#### [Dataset excerpts]
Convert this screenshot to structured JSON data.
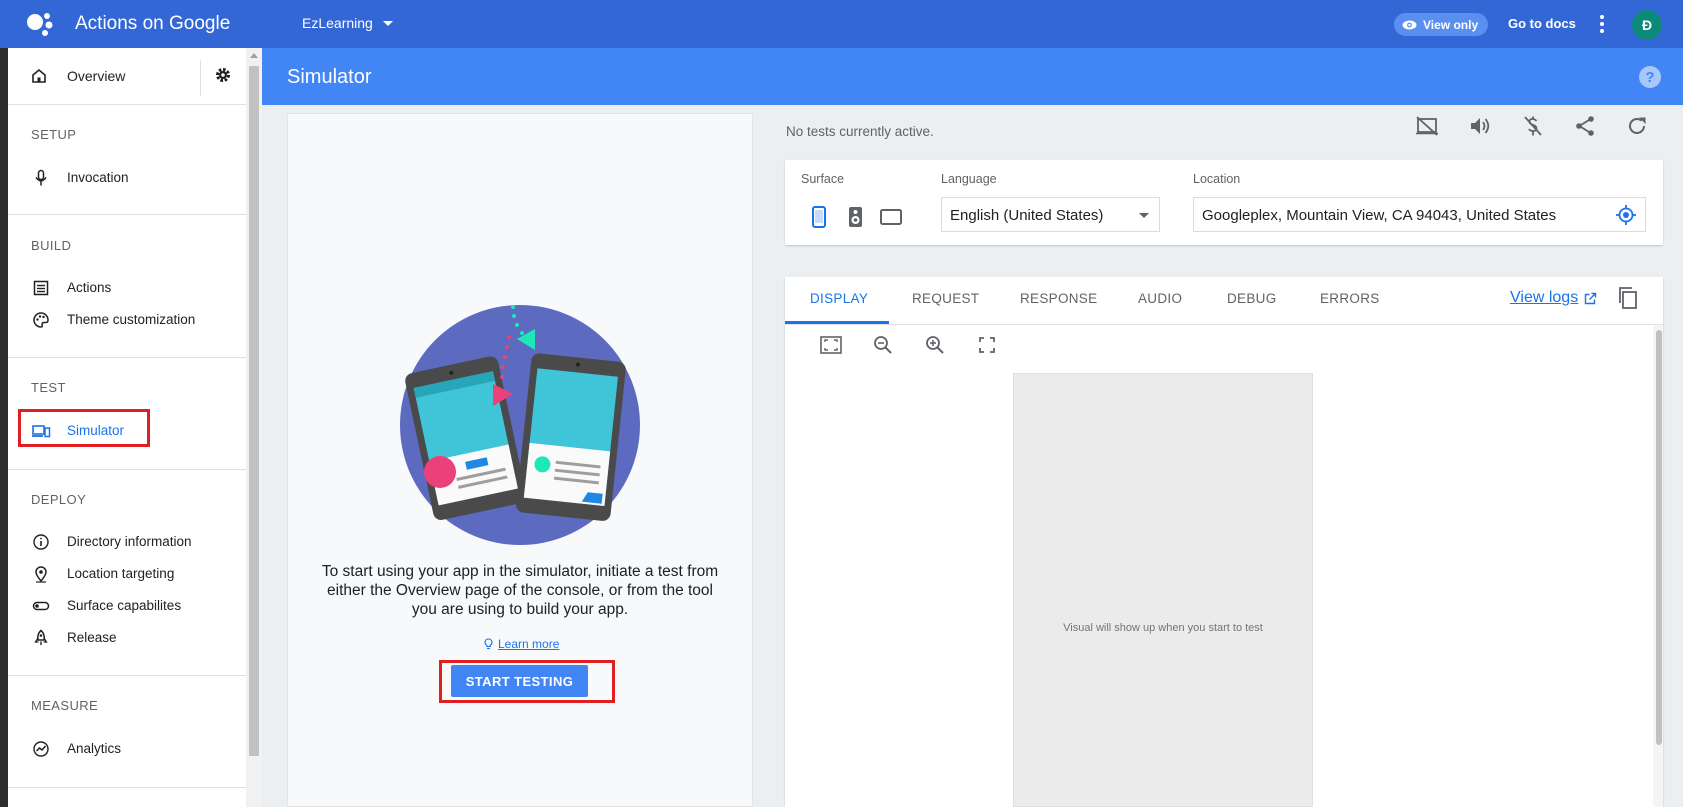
{
  "app": {
    "title": "Actions on Google",
    "project": "EzLearning"
  },
  "topbar": {
    "view_only": "View only",
    "docs": "Go to docs",
    "avatar_letter": "Đ"
  },
  "sidebar": {
    "overview": "Overview",
    "sections": {
      "setup": "SETUP",
      "build": "BUILD",
      "test": "TEST",
      "deploy": "DEPLOY",
      "measure": "MEASURE"
    },
    "items": {
      "invocation": "Invocation",
      "actions": "Actions",
      "theme": "Theme customization",
      "simulator": "Simulator",
      "directory": "Directory information",
      "location": "Location targeting",
      "surface": "Surface capabilites",
      "release": "Release",
      "analytics": "Analytics"
    }
  },
  "header": {
    "title": "Simulator",
    "help": "?"
  },
  "left_panel": {
    "intro": "To start using your app in the simulator, initiate a test from either the Overview page of the console, or from the tool you are using to build your app.",
    "learn_more": "Learn more",
    "start_button": "START TESTING"
  },
  "status": {
    "no_tests": "No tests currently active."
  },
  "settings": {
    "surface_label": "Surface",
    "language_label": "Language",
    "language_value": "English (United States)",
    "location_label": "Location",
    "location_value": "Googleplex, Mountain View, CA 94043, United States"
  },
  "tabs": {
    "display": "DISPLAY",
    "request": "REQUEST",
    "response": "RESPONSE",
    "audio": "AUDIO",
    "debug": "DEBUG",
    "errors": "ERRORS",
    "view_logs": "View logs"
  },
  "display": {
    "placeholder": "Visual will show up when you start to test"
  },
  "colors": {
    "topbar": "#3367d6",
    "header": "#4285f4",
    "accent": "#1a73e8",
    "highlight": "#e02020",
    "avatar": "#0b8a78"
  }
}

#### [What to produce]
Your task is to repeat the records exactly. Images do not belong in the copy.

#### [Reply to the exercise]
Convert this screenshot to structured JSON data.
{
  "app": {
    "title": "Actions on Google",
    "project": "EzLearning"
  },
  "topbar": {
    "view_only": "View only",
    "docs": "Go to docs",
    "avatar_letter": "Đ"
  },
  "sidebar": {
    "overview": "Overview",
    "sections": {
      "setup": "SETUP",
      "build": "BUILD",
      "test": "TEST",
      "deploy": "DEPLOY",
      "measure": "MEASURE"
    },
    "items": {
      "invocation": "Invocation",
      "actions": "Actions",
      "theme": "Theme customization",
      "simulator": "Simulator",
      "directory": "Directory information",
      "location": "Location targeting",
      "surface": "Surface capabilites",
      "release": "Release",
      "analytics": "Analytics"
    }
  },
  "header": {
    "title": "Simulator",
    "help": "?"
  },
  "left_panel": {
    "intro": "To start using your app in the simulator, initiate a test from either the Overview page of the console, or from the tool you are using to build your app.",
    "learn_more": "Learn more",
    "start_button": "START TESTING"
  },
  "status": {
    "no_tests": "No tests currently active."
  },
  "settings": {
    "surface_label": "Surface",
    "language_label": "Language",
    "language_value": "English (United States)",
    "location_label": "Location",
    "location_value": "Googleplex, Mountain View, CA 94043, United States"
  },
  "tabs": {
    "display": "DISPLAY",
    "request": "REQUEST",
    "response": "RESPONSE",
    "audio": "AUDIO",
    "debug": "DEBUG",
    "errors": "ERRORS",
    "view_logs": "View logs"
  },
  "display": {
    "placeholder": "Visual will show up when you start to test"
  },
  "colors": {
    "topbar": "#3367d6",
    "header": "#4285f4",
    "accent": "#1a73e8",
    "highlight": "#e02020",
    "avatar": "#0b8a78"
  }
}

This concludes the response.